    Additionally, the pardon of a military court-martial conviction will not change the character of a military discharge (e.g. dishonorable or bad conduct). To request a change in their characterization of service, a veteran must still submit a petition to their respective board for correction of military/naval records.

    Length of Process

    The executive clemency process can be lengthy, and the Office of the Pardon Attorney is not able to estimate for any particular applicant when he or she may expect to receive a decision on their application. After the President decides to grant or deny a particular clemency request, the Office of the Pardon Attorney notifies the applicant of the decision in writing. Because the written notification is sent to the last address the applicant has provided to the Office of the Pardon Attorney , it is important that an applicant notify that office if their address changes while the application is under consideration.

    Decision Making Authority

    The final decision on whether to grant a pardon rests with the President alone. No hearing is held on the pardon application by either the Department of Justice or the White House. A petitioner cannot appeal the President’s decision to deny a clemency request.

    Likelihood of Success

    While grant of a presidential pardon is an extraordinary remedy, they are far from impossible. Over 800 presidential pardons and almost 1,800 sentence commutations have been granted over the past four presidential administrations.

    Additionally, service members convicted at court-martial may be uniquely positioned for a pardon depending on the specific offense. Since taking office, President Trump has already granted full and unconditional pardons to three members of the United States military convicted at general court-martial for violations of Articles 80, 118, 128, and 134.

    The Department of Justice maintains over 100 years of statistics showing the number of clemency petitions granted and denied by presidents:

    Contact MJA Today

    Even if you were unsuccessful in appealing your court-martial conviction, you may still be eligible for a presidential pardon.

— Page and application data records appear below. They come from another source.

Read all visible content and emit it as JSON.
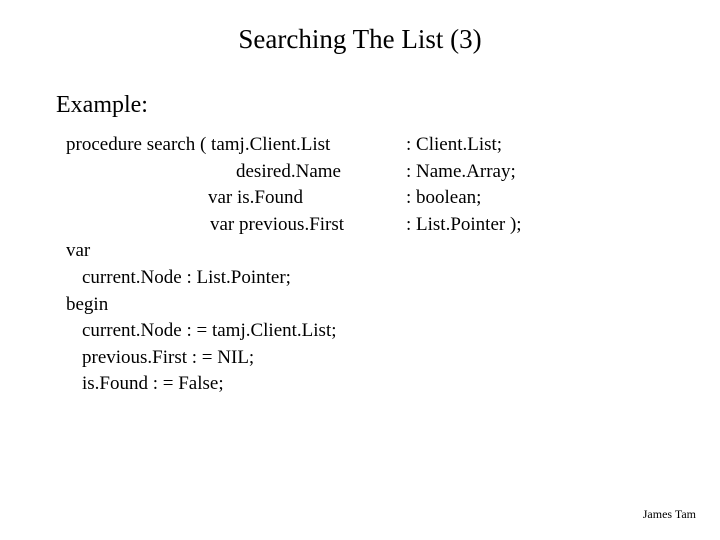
{
  "title": "Searching The List (3)",
  "example_label": "Example:",
  "sig": {
    "line1_left": "procedure search (    tamj.Client.List",
    "line1_right": ": Client.List;",
    "line2_left": "desired.Name",
    "line2_right": ": Name.Array;",
    "line3_left": "var is.Found",
    "line3_right": ": boolean;",
    "line4_left": "var previous.First",
    "line4_right": ": List.Pointer );"
  },
  "body_lines": {
    "l1": "var",
    "l2": "current.Node : List.Pointer;",
    "l3": "begin",
    "l4": "current.Node : = tamj.Client.List;",
    "l5": "previous.First : = NIL;",
    "l6": "is.Found : = False;"
  },
  "footer": "James Tam"
}
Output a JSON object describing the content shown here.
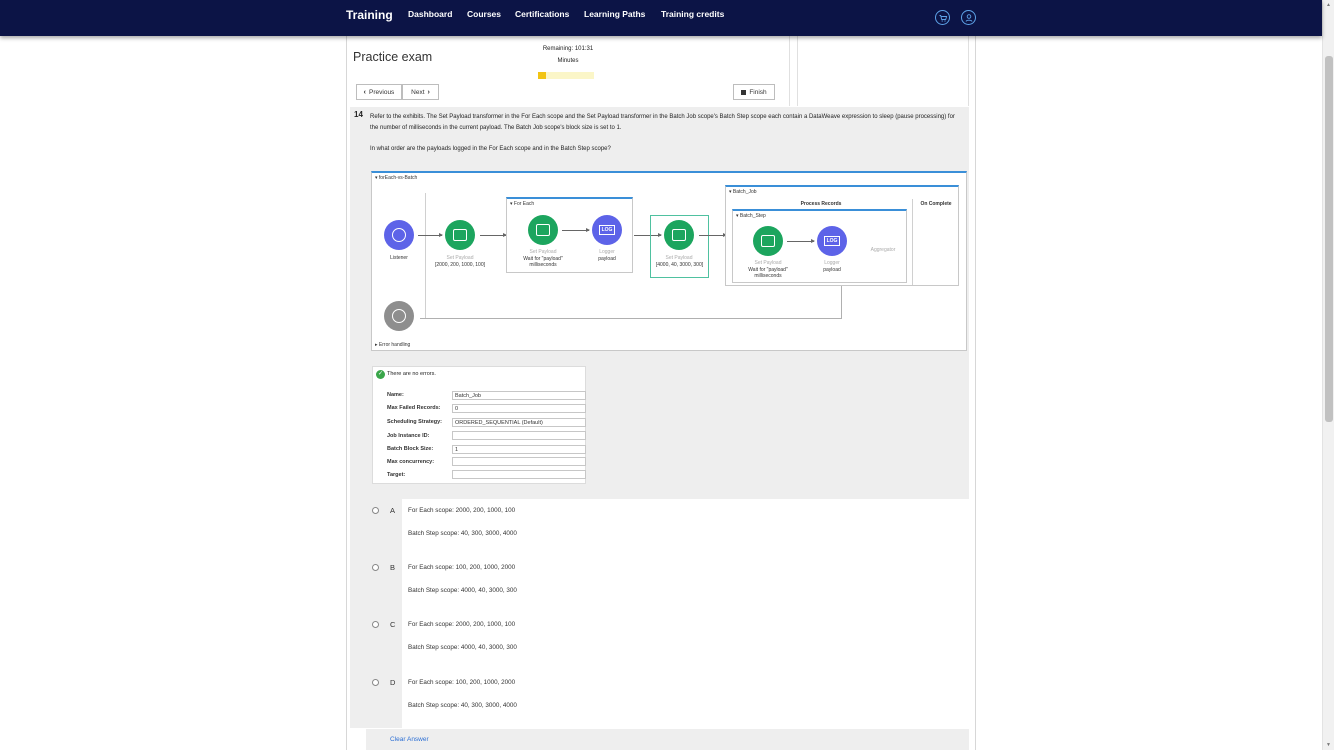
{
  "nav": {
    "brand": "Training",
    "items": [
      "Dashboard",
      "Courses",
      "Certifications",
      "Learning Paths",
      "Training credits"
    ],
    "icons": [
      "cart-icon",
      "user-icon"
    ]
  },
  "exam": {
    "title": "Practice exam",
    "remaining": "Remaining: 101:31",
    "minutes": "Minutes",
    "time_progress": 0.14,
    "previous_label": "Previous",
    "next_label": "Next",
    "finish_label": "Finish"
  },
  "question": {
    "number": "14",
    "text": "Refer to the exhibits. The Set Payload transformer in the For Each scope and the Set Payload transformer in the Batch Job scope's Batch Step scope each contain a DataWeave expression to sleep (pause processing) for the number of milliseconds in the current payload. The Batch Job scope's block size is set to 1.",
    "prompt": "In what order are the payloads logged in the For Each scope and in the Batch Step scope?"
  },
  "diagram": {
    "flow_name": "forEach-vs-Batch",
    "listener_label": "Listener",
    "set_payload_label": "Set Payload",
    "set_payload_1_value": "[2000, 200, 1000, 100]",
    "for_each_label": "For Each",
    "wait_label": "Wait for \"payload\" milliseconds",
    "logger_label": "Logger",
    "payload_label": "payload",
    "set_payload_2_value": "[4000, 40, 3000, 300]",
    "batch_job_label": "Batch_Job",
    "process_records_label": "Process Records",
    "on_complete_label": "On Complete",
    "batch_step_label": "Batch_Step",
    "aggregator_label": "Aggregator",
    "error_handling_label": "Error handling",
    "log_glyph": "LOG"
  },
  "properties": {
    "status": "There are no errors.",
    "fields": [
      {
        "label": "Name:",
        "value": "Batch_Job"
      },
      {
        "label": "Max Failed Records:",
        "value": "0"
      },
      {
        "label": "Scheduling Strategy:",
        "value": "ORDERED_SEQUENTIAL (Default)"
      },
      {
        "label": "Job Instance ID:",
        "value": ""
      },
      {
        "label": "Batch Block Size:",
        "value": "1"
      },
      {
        "label": "Max concurrency:",
        "value": ""
      },
      {
        "label": "Target:",
        "value": ""
      }
    ]
  },
  "answers": [
    {
      "letter": "A",
      "line1": "For Each scope: 2000, 200, 1000, 100",
      "line2": "Batch Step scope: 40, 300, 3000, 4000"
    },
    {
      "letter": "B",
      "line1": "For Each scope: 100, 200, 1000, 2000",
      "line2": "Batch Step scope: 4000, 40, 3000, 300"
    },
    {
      "letter": "C",
      "line1": "For Each scope: 2000, 200, 1000, 100",
      "line2": "Batch Step scope: 4000, 40, 3000, 300"
    },
    {
      "letter": "D",
      "line1": "For Each scope: 100, 200, 1000, 2000",
      "line2": "Batch Step scope: 40, 300, 3000, 4000"
    }
  ],
  "clear_answer_label": "Clear Answer"
}
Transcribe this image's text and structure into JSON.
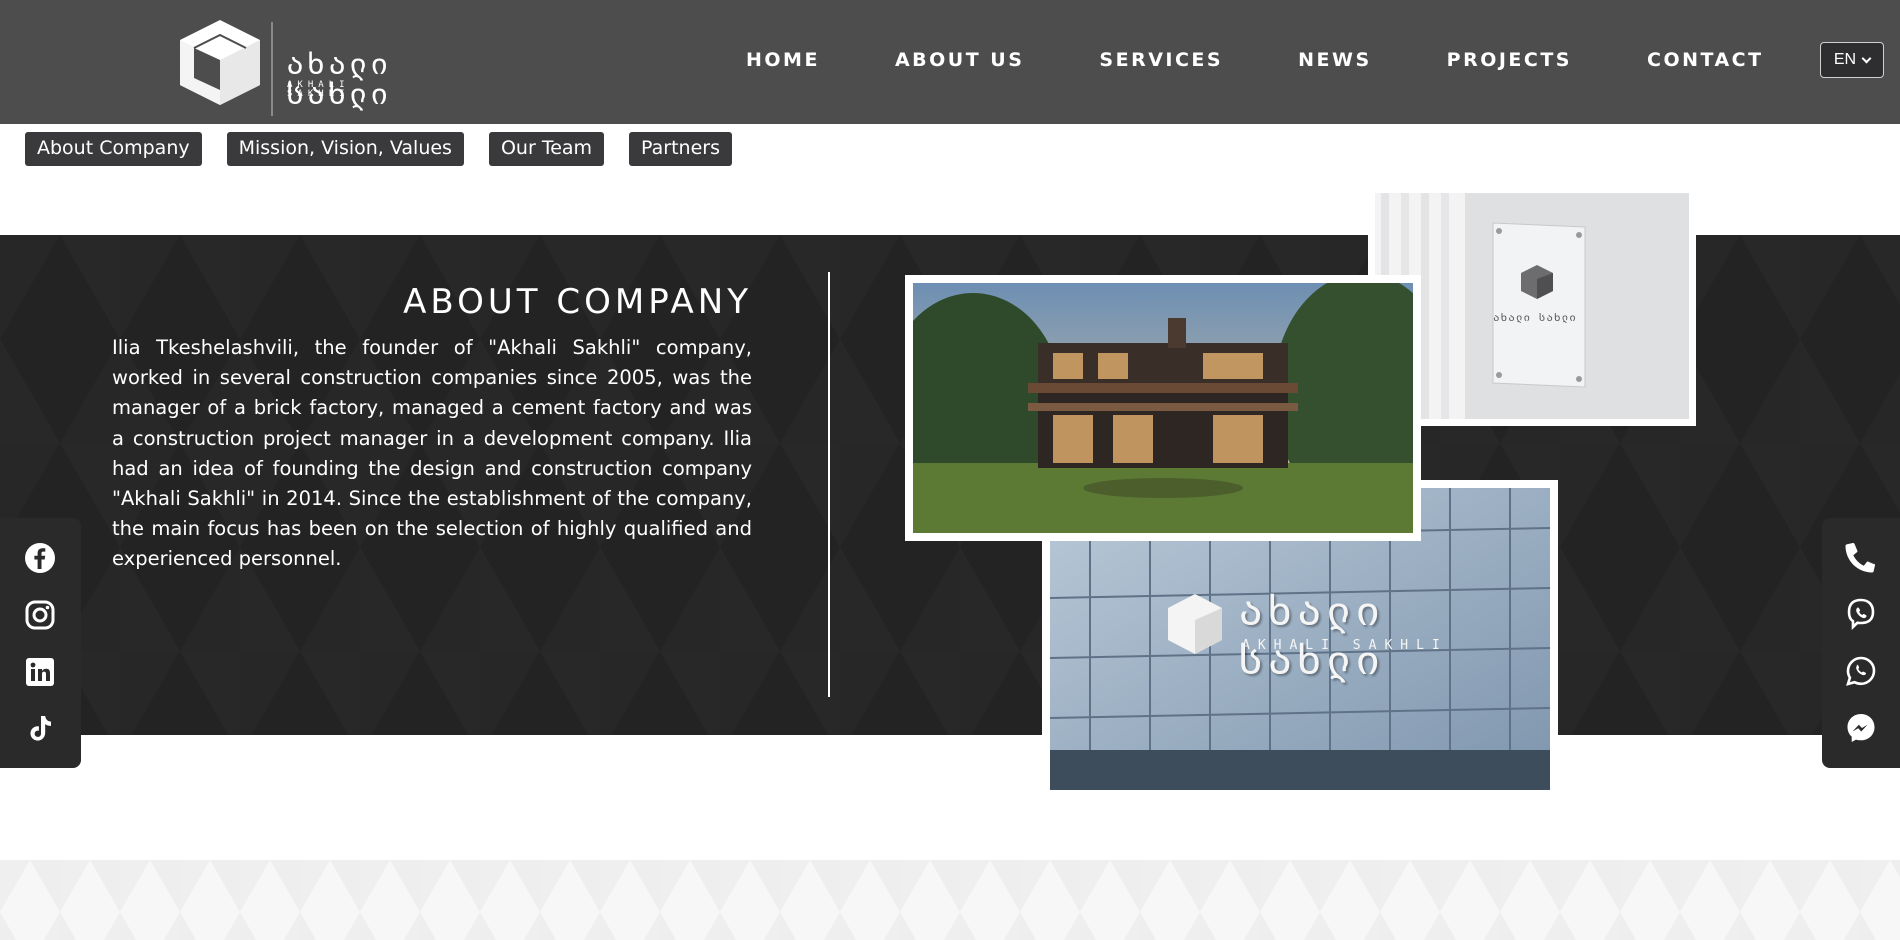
{
  "brand": {
    "name": "ახალი სახლი",
    "subname": "AKHALI SAKHLI"
  },
  "nav": {
    "items": [
      "HOME",
      "ABOUT US",
      "SERVICES",
      "NEWS",
      "PROJECTS",
      "CONTACT"
    ]
  },
  "language": {
    "selected": "EN"
  },
  "subnav": {
    "tabs": [
      "About Company",
      "Mission, Vision, Values",
      "Our Team",
      "Partners"
    ]
  },
  "about": {
    "title": "ABOUT COMPANY",
    "text": "Ilia Tkeshelashvili, the founder of \"Akhali Sakhli\" company, worked in several construction companies since 2005, was the manager of a brick factory, managed a cement factory and was a construction project manager in a development company. Ilia had an idea of founding the design and construction company \"Akhali Sakhli\" in 2014. Since the establishment of the company, the main focus has been on the selection of highly qualified and experienced personnel."
  },
  "photos": {
    "sign_word": "ახალი სახლი",
    "building_word": "ახალი სახლი",
    "building_sub": "AKHALI SAKHLI"
  },
  "social": {
    "icons": [
      "facebook-icon",
      "instagram-icon",
      "linkedin-icon",
      "tiktok-icon"
    ]
  },
  "contact": {
    "icons": [
      "phone-icon",
      "viber-icon",
      "whatsapp-icon",
      "messenger-icon"
    ]
  },
  "colors": {
    "header_bg": "#4d4d4e",
    "band_bg": "#232323",
    "tab_bg": "#3a3a3c",
    "text_light": "#ffffff"
  }
}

Call us today at (843) 773-5501 for a free consultation.

    The post Presidential Pardon: The Last Line of Defense appeared first on Military Justice Attorneys.

    Presidential Pardon: The Last Line of Defense